EU’s Anti-Fraud Unit Investigates Corruption Case Revealed by atlatszo.hu
In its latest annual report, the European Commission’s Anti-Fraud Office, OLAF highlights a case study based on a series of investigative articles by Atlatszo.hu.
“OLAF opened an investigation based on a series of investigative journalism articles on EU funding for the construction and the equipping of a medical centre in Hungary” – this is how a case study begins in the annual report of the EU’s all powerful anti-fraud unit commonly known after its French acronym, as OLAF.
The report highlights only a couple of such case studies and only one from Hungary. Based on the description of the case, it is evident that OLAF used the information of a series of investigative articles Atlatszo.hu published in 2012-2013.
The atlatszo.hu articles revealed that a Hungarian company behind a medical center created a complex web of transactions, the main purpose of which was to siphon off huge chunks of EU subsidies provided by the European Regional Development Fund.

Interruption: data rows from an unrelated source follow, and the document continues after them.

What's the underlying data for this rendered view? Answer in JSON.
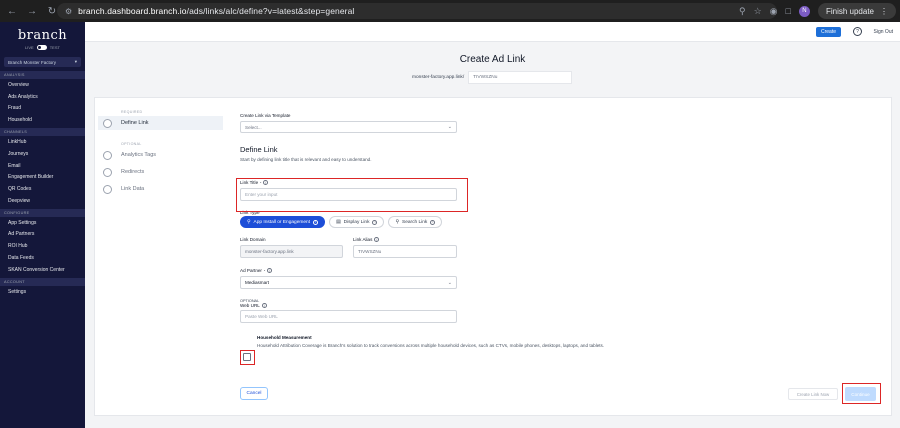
{
  "browser": {
    "url_host": "branch.dashboard.branch.io",
    "url_path": "/ads/links/alc/define?v=latest&step=general",
    "profile_initial": "N",
    "finish_update_label": "Finish update"
  },
  "sidebar": {
    "logo": "branch",
    "live_label": "LIVE",
    "test_label": "TEST",
    "org_name": "Branch Monster Factory",
    "sections": [
      {
        "header": "ANALYSIS",
        "items": [
          "Overview",
          "Ads Analytics",
          "Fraud",
          "Household"
        ]
      },
      {
        "header": "CHANNELS",
        "items": [
          "LinkHub",
          "Journeys",
          "Email",
          "Engagement Builder",
          "QR Codes",
          "Deepview"
        ]
      },
      {
        "header": "CONFIGURE",
        "items": [
          "App Settings",
          "Ad Partners",
          "ROI Hub",
          "Data Feeds",
          "SKAN Conversion Center"
        ]
      },
      {
        "header": "ACCOUNT",
        "items": [
          "Settings"
        ]
      }
    ]
  },
  "topbar": {
    "create_label": "Create",
    "help_icon": "?",
    "signout_label": "Sign Out"
  },
  "page": {
    "title": "Create Ad Link",
    "domain_label": "monster-factory.app.link/",
    "alias_value": "TIVWSZNu"
  },
  "steps": {
    "required_label": "REQUIRED",
    "optional_label": "OPTIONAL",
    "required_items": [
      "Define Link"
    ],
    "optional_items": [
      "Analytics Tags",
      "Redirects",
      "Link Data"
    ]
  },
  "form": {
    "template_label": "Create Link via Template",
    "template_placeholder": "Select...",
    "section_title": "Define Link",
    "section_desc": "Start by defining link title that is relevant and easy to understand.",
    "link_title_label": "Link Title",
    "link_title_placeholder": "Enter your input",
    "link_type_label": "Link Type",
    "link_types": [
      "App Install or Engagement",
      "Display Link",
      "Search Link"
    ],
    "link_domain_label": "Link Domain",
    "link_domain_value": "monster-factory.app.link",
    "link_alias_label": "Link Alias",
    "link_alias_value": "TIVWSZNu",
    "ad_partner_label": "Ad Partner",
    "ad_partner_value": "Mediasmart",
    "optional_label": "OPTIONAL",
    "web_url_label": "Web URL",
    "web_url_placeholder": "Paste Web URL",
    "household_title": "Household Measurement",
    "household_desc": "Household Attribution Coverage is Branch's solution to track conversions across multiple household devices, such as CTVs, mobile phones, desktops, laptops, and tablets."
  },
  "footer": {
    "cancel_label": "Cancel",
    "create_now_label": "Create Link Now",
    "continue_label": "Continue"
  }
}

The OLAF investigation basically reiterated the articles’ main statement: the equipment bought by the medical center for an astronomic amount of EUR 1,7 million was purchased by the supplier for only EUR 262 000 from a company in Slovakia. The supplier however paid EUR 1,3 million in ‘intermediary fees’ to a company registered in offshore haven in the Seychelles. In return, it provided an interest free loan of EUR 1,26 million to the medical center.
The whole operation was aimed at quadrupling the declared prices of the medical devices and circumventing the EU obligation on the medical center to provide a financial contribution to the project.
As the journalists of Atlatszo stated in their articles, much of the equipment was not used at all while other equipment was found to be located at sites outside disadvantaged regions, in breach of the objectives of the programme governing the project.